The future of web design

Smartphones are already influencing the way websites are designed, and this trend will increase. There will be a lot of pour-over from the way apps work. Websites will start to be thought of less in the sense of a series of pages, and more in terms of interactions — resulting in an improvement in the user experience. For example, when a user clicks on a news article, the article will open on top of the current page rather than on a completely new page. Screens will slide over to reveal a menu underneath.

Content will also become a lot more personalized. Despite increasing concerns about privacy, the reality is that the technology we use knows a lot about us. The content we access will become more personalized based on things like our browsing habits, our location, and the interests of our connections on social media networks.

How can you prepare your website for the future?

The most important thing is to invest in responsive design. The mobile takeover is already a reality, so this isn’t just a future thing. Again, the idea of responsive design is that the design will adapt to literally any size device, not just those that are currently available. Eventually, all websites will likely be responsive.

Seek the advice of your web designer or developer. The web design community is great at sharing ideas and staying current on the latest and greatest, and good designers work hard to stay ahead of the curve.
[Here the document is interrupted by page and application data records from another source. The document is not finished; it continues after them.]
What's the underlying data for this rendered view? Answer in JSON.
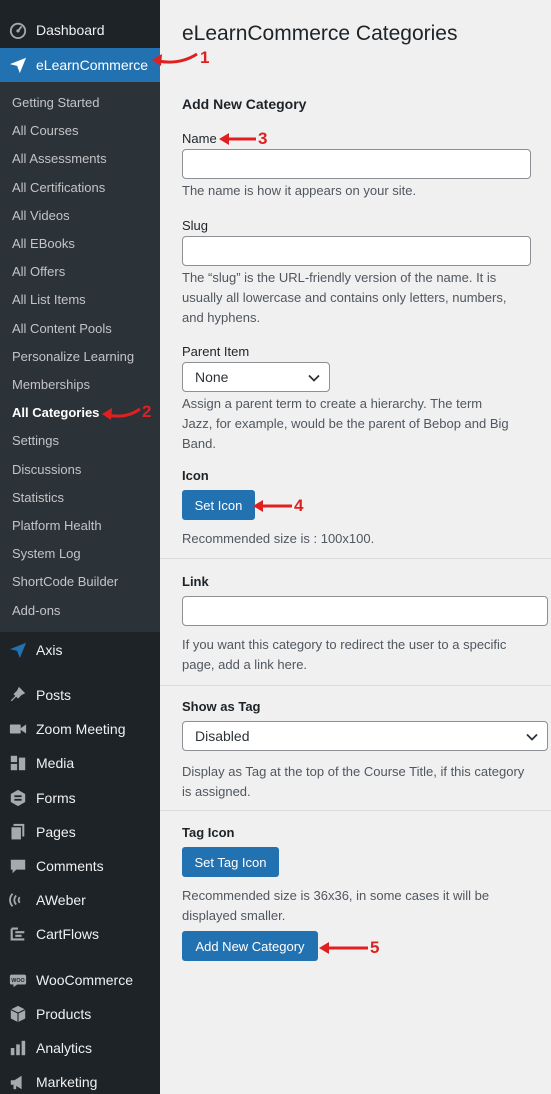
{
  "sidebar": {
    "dashboard": "Dashboard",
    "elearn": "eLearnCommerce",
    "submenu": [
      "Getting Started",
      "All Courses",
      "All Assessments",
      "All Certifications",
      "All Videos",
      "All EBooks",
      "All Offers",
      "All List Items",
      "All Content Pools",
      "Personalize Learning",
      "Memberships",
      "All Categories",
      "Settings",
      "Discussions",
      "Statistics",
      "Platform Health",
      "System Log",
      "ShortCode Builder",
      "Add-ons"
    ],
    "current_submenu": "All Categories",
    "bottom": [
      "Axis",
      "Posts",
      "Zoom Meeting",
      "Media",
      "Forms",
      "Pages",
      "Comments",
      "AWeber",
      "CartFlows",
      "WooCommerce",
      "Products",
      "Analytics",
      "Marketing"
    ],
    "icons": [
      "dashboard-icon",
      "paper-plane-icon",
      "paper-plane-icon",
      "pin-icon",
      "video-camera-icon",
      "media-icon",
      "forms-icon",
      "pages-icon",
      "comment-icon",
      "aweber-icon",
      "cartflows-icon",
      "woo-icon",
      "box-icon",
      "bar-chart-icon",
      "megaphone-icon"
    ]
  },
  "main": {
    "title": "eLearnCommerce Categories",
    "section": "Add New Category",
    "name_label": "Name",
    "name_value": "",
    "name_desc": "The name is how it appears on your site.",
    "slug_label": "Slug",
    "slug_value": "",
    "slug_desc": [
      "The “slug” is the URL-friendly version of the name. It is",
      "usually all lowercase and contains only letters, numbers,",
      "and hyphens."
    ],
    "parent_label": "Parent Item",
    "parent_value": "None",
    "parent_desc": [
      "Assign a parent term to create a hierarchy. The term",
      "Jazz, for example, would be the parent of Bebop and Big",
      "Band."
    ],
    "icon_label": "Icon",
    "set_icon": "Set Icon",
    "icon_desc": "Recommended size is : 100x100.",
    "link_label": "Link",
    "link_value": "",
    "link_desc": [
      "If you want this category to redirect the user to a specific",
      "page, add a link here."
    ],
    "tag_label": "Show as Tag",
    "tag_value": "Disabled",
    "tag_desc": [
      "Display as Tag at the top of the Course Title, if this category",
      "is assigned."
    ],
    "tag_icon_label": "Tag Icon",
    "set_tag_icon": "Set Tag Icon",
    "tag_icon_desc": [
      "Recommended size is 36x36, in some cases it will be",
      "displayed smaller."
    ],
    "submit": "Add New Category"
  },
  "annotations": [
    "1",
    "2",
    "3",
    "4",
    "5"
  ],
  "colors": {
    "accent": "#2271b1",
    "annotation": "#e02020",
    "sidebar": "#1d2327"
  }
}
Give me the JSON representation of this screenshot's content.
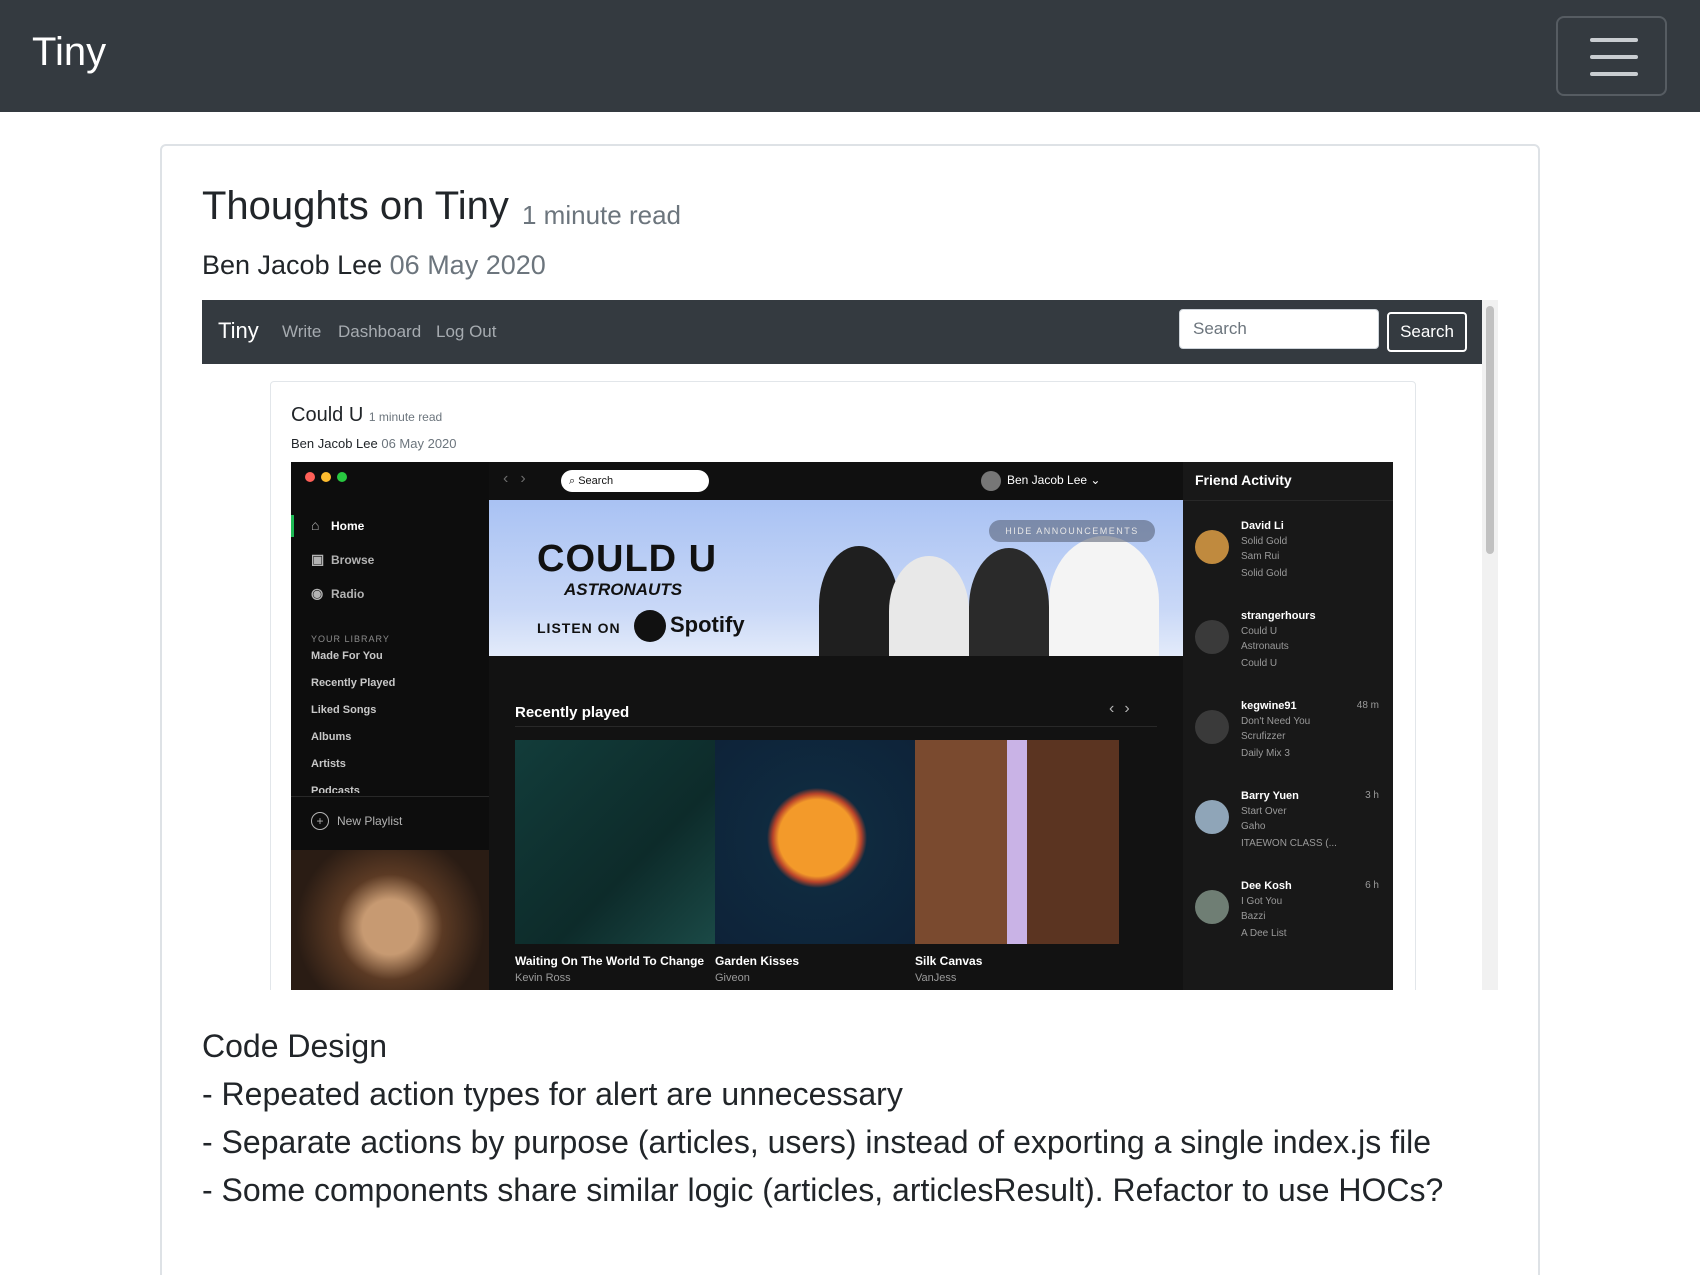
{
  "navbar": {
    "brand": "Tiny"
  },
  "post": {
    "title": "Thoughts on Tiny",
    "read_time": "1 minute read",
    "author": "Ben Jacob Lee",
    "date": "06 May 2020",
    "body_heading": "Code Design",
    "body_lines": [
      "- Repeated action types for alert are unnecessary",
      "- Separate actions by purpose (articles, users) instead of exporting a single index.js file",
      "- Some components share similar logic (articles, articlesResult). Refactor to use HOCs?"
    ]
  },
  "screenshot": {
    "nav": {
      "brand": "Tiny",
      "links": [
        "Write",
        "Dashboard",
        "Log Out"
      ],
      "search_placeholder": "Search",
      "search_button": "Search"
    },
    "article": {
      "title": "Could U",
      "read_time": "1 minute read",
      "author": "Ben Jacob Lee",
      "date": "06 May 2020"
    },
    "spotify": {
      "sidebar": {
        "nav": [
          "Home",
          "Browse",
          "Radio"
        ],
        "library_heading": "YOUR LIBRARY",
        "library": [
          "Made For You",
          "Recently Played",
          "Liked Songs",
          "Albums",
          "Artists",
          "Podcasts"
        ],
        "new_playlist": "New Playlist"
      },
      "search": "Search",
      "user": "Ben Jacob Lee",
      "banner": {
        "title": "COULD U",
        "subtitle": "ASTRONAUTS",
        "listen_on": "LISTEN ON",
        "service": "Spotify",
        "hide": "HIDE ANNOUNCEMENTS"
      },
      "recently_played": {
        "heading": "Recently played",
        "items": [
          {
            "title": "Waiting On The World To Change",
            "artist": "Kevin Ross"
          },
          {
            "title": "Garden Kisses",
            "artist": "Giveon"
          },
          {
            "title": "Silk Canvas",
            "artist": "VanJess"
          }
        ]
      },
      "friend_activity": {
        "heading": "Friend Activity",
        "friends": [
          {
            "name": "David Li",
            "track": "Solid Gold",
            "artist": "Sam Rui",
            "context": "Solid Gold",
            "time": ""
          },
          {
            "name": "strangerhours",
            "track": "Could U",
            "artist": "Astronauts",
            "context": "Could U",
            "time": ""
          },
          {
            "name": "kegwine91",
            "track": "Don't Need You",
            "artist": "Scrufizzer",
            "context": "Daily Mix 3",
            "time": "48 m"
          },
          {
            "name": "Barry Yuen",
            "track": "Start Over",
            "artist": "Gaho",
            "context": "ITAEWON CLASS (...",
            "time": "3 h"
          },
          {
            "name": "Dee Kosh",
            "track": "I Got You",
            "artist": "Bazzi",
            "context": "A Dee List",
            "time": "6 h"
          }
        ]
      }
    }
  }
}
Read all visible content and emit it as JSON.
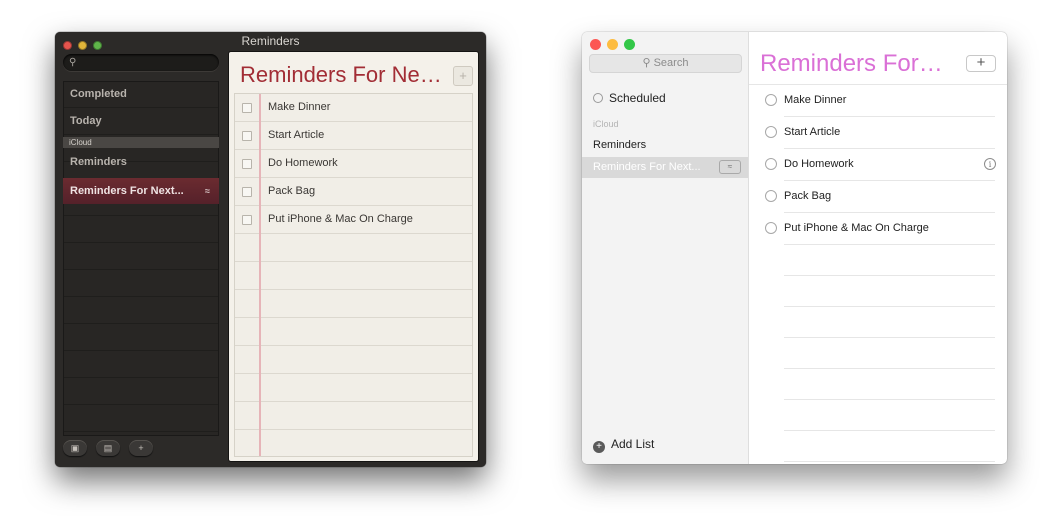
{
  "old_window": {
    "title": "Reminders",
    "search_placeholder": "",
    "sidebar": {
      "completed": "Completed",
      "today": "Today",
      "section": "iCloud",
      "reminders": "Reminders",
      "selected": "Reminders For Next...",
      "share_icon": "broadcast-icon"
    },
    "list_title": "Reminders For Ne…",
    "add_label": "+",
    "items": [
      "Make Dinner",
      "Start Article",
      "Do Homework",
      "Pack Bag",
      "Put iPhone & Mac On Charge"
    ],
    "bottom_buttons": [
      "▣",
      "▤",
      "+"
    ],
    "title_color": "#a22d35",
    "selected_color": "#6b2b30"
  },
  "new_window": {
    "search": "Search",
    "sidebar": {
      "scheduled": "Scheduled",
      "section": "iCloud",
      "reminders": "Reminders",
      "selected": "Reminders For Next...",
      "add_list": "Add List"
    },
    "list_title": "Reminders For…",
    "add_label": "+",
    "items": [
      "Make Dinner",
      "Start Article",
      "Do Homework",
      "Pack Bag",
      "Put iPhone & Mac On Charge"
    ],
    "info_label": "i",
    "title_color": "#da70d6"
  }
}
The bottom line is that making antiquated design or functionality decisions can put an immediate date on your website, and an outdated website has been shown to negatively affect the trust that a user places in your brand.